Challenges in the Use of Administrative Data for Heart Failure Services Research

Published in: Journal of Cardiac Failure, v. 22, no. 1, Jan. 2016, p. 61-63

Posted on on January 18, 2016

by Marcela Horvitz-Lennon, Danielle Braun, Sharon-Lise T. Normand

Read More

Access further information on this document at Journal of Cardiac Failure

This article was published outside of RAND. The full text of the article can be found at the link above.

Administrative data routinely collected when patients interact with the healthcare system are widely used for accountability, quality improvement efforts, and health services research. Although these data were not designed for such purposes, they provide a feasible alternative to fit-for-purpose prospective data collection activities. In the United States, all healthcare transactions are required by the Health Insurance Portability and Accountability Act (HIPAA) to use a standard code set to indicate diagnoses and procedures.

This report is part of the RAND Corporation external publication series. Many RAND studies are published in peer-reviewed scholarly journals, as chapters in commercial books, or as documents published by other organizations.
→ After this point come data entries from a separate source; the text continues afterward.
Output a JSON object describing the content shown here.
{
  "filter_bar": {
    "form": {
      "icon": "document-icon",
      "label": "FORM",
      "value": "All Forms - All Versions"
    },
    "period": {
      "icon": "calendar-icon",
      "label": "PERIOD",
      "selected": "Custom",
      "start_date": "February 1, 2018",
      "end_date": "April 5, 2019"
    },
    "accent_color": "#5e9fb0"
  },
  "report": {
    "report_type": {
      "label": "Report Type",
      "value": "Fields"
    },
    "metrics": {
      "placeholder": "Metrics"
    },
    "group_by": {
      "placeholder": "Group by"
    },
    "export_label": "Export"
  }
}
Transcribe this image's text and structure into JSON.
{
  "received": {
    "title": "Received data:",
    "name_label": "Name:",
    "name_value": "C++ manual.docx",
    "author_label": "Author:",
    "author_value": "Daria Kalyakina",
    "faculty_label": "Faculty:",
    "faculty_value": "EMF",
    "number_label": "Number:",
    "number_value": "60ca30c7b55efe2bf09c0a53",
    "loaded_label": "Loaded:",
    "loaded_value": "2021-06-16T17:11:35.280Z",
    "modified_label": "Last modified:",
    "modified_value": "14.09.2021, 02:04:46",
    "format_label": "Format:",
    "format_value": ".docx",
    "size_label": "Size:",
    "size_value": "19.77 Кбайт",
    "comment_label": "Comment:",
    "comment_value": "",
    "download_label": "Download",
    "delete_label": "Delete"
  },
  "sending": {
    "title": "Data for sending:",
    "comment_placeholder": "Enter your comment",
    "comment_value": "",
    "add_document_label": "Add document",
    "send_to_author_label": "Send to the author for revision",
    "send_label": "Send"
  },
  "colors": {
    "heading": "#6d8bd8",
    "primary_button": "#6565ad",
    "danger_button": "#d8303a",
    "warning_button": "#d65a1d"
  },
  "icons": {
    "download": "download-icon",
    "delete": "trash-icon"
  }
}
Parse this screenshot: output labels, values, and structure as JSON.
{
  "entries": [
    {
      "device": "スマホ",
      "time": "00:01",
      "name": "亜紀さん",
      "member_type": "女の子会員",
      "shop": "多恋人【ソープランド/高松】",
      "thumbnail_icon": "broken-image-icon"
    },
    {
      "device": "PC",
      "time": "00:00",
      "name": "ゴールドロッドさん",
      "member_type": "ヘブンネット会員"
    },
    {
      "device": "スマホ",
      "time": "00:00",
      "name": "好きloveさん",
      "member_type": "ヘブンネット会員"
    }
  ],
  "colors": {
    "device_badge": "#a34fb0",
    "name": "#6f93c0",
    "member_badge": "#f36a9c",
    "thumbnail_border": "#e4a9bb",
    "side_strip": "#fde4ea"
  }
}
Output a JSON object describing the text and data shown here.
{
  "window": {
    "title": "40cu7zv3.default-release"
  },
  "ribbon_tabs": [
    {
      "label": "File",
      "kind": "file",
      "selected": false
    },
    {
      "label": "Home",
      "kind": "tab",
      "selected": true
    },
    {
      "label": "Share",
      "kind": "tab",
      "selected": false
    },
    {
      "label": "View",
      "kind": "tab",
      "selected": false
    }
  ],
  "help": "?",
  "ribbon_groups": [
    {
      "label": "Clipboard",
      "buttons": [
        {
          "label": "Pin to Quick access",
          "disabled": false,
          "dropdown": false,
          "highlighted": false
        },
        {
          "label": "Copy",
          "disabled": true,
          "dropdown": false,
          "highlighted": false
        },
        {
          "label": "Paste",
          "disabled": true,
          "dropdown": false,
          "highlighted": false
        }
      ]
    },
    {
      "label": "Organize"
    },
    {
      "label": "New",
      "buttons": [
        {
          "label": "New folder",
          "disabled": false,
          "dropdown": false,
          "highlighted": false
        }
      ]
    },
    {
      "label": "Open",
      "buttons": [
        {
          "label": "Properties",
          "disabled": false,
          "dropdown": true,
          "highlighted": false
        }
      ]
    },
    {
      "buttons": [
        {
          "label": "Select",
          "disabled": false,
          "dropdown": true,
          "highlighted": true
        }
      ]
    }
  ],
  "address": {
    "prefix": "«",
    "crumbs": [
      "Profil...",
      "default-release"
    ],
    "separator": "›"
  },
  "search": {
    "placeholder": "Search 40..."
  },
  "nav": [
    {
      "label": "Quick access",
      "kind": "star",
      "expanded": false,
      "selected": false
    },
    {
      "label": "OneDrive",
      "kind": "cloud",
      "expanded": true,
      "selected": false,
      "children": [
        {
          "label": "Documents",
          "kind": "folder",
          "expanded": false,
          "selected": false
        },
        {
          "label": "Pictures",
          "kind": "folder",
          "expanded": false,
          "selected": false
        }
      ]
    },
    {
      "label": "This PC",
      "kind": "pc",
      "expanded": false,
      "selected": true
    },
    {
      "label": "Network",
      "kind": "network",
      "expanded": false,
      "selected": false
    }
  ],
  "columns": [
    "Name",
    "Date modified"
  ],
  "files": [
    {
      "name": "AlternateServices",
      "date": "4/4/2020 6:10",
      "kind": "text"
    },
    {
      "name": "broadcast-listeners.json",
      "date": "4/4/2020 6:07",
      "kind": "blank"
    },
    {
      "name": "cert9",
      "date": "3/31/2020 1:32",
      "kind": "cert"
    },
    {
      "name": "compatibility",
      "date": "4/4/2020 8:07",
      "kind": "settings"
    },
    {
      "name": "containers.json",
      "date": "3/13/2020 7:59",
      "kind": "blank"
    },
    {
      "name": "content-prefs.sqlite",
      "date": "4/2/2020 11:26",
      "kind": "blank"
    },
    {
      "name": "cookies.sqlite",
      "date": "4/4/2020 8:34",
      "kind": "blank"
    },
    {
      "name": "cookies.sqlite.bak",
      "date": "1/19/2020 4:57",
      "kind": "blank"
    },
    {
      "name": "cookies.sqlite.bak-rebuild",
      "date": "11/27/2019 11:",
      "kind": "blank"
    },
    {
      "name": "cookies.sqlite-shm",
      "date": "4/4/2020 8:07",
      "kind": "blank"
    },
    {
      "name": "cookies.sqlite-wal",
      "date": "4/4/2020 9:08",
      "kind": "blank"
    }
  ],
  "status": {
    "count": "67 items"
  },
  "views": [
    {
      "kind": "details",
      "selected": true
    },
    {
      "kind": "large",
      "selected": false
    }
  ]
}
The RAND Corporation is a nonprofit institution that helps improve policy and decisionmaking through research and analysis. RAND's publications do not necessarily reflect the opinions of its research clients and sponsors.